#### YOUR GOAL:
From the records below, copy each line in which the string "Москва" occurs.

#### LISTED RECORDS:

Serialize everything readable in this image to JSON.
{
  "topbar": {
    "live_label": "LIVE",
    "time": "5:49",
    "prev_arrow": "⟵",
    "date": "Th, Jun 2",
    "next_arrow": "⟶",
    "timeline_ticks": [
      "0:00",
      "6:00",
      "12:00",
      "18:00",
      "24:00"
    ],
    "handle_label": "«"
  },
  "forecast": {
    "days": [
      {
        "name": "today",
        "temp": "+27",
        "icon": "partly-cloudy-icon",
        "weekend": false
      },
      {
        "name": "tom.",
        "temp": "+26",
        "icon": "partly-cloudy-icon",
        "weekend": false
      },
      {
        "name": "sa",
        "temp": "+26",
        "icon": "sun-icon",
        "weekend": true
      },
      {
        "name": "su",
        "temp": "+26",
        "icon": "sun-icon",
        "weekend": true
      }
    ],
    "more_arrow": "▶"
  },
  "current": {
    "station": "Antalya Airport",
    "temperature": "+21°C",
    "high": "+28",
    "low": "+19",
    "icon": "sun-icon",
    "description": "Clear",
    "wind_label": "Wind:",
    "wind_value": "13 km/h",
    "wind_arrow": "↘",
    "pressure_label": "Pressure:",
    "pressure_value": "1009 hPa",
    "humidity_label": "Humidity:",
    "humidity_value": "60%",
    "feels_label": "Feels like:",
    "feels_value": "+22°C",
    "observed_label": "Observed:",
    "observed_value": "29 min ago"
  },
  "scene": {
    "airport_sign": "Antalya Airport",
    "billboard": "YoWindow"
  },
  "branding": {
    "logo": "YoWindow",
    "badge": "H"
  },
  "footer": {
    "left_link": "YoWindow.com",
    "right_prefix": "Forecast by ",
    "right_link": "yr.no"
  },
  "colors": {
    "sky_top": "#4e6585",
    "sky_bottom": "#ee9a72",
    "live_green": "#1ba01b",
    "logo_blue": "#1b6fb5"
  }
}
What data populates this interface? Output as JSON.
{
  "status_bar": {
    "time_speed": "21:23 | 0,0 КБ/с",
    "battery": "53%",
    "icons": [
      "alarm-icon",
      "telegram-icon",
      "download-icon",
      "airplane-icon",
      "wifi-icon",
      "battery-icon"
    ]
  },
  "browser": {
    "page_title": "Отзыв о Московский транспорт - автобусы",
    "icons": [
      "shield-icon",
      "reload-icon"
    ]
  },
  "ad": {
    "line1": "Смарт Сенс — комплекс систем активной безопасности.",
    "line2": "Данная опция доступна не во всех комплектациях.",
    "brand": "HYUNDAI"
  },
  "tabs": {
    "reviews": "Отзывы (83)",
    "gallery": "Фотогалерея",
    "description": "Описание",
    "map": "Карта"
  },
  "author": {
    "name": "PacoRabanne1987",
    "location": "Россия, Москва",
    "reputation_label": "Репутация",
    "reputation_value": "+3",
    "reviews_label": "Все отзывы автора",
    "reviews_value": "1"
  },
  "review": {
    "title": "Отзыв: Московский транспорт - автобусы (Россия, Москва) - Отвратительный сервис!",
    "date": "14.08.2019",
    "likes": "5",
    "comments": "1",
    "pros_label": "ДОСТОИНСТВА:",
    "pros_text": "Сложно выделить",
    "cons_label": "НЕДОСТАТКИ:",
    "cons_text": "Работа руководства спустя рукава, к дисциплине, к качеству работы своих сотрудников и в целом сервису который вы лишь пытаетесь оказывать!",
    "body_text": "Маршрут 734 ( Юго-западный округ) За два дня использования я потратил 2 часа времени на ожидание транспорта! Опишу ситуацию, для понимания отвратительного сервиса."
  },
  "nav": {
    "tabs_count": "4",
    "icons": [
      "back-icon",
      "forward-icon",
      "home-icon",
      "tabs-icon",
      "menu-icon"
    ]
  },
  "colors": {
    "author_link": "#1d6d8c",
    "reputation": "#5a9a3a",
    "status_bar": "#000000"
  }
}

#### ANSWER SECTION:
    "location": "Россия, Москва",
    "title": "Отзыв: Московский транспорт - автобусы (Россия, Москва) - Отвратительный сервис!",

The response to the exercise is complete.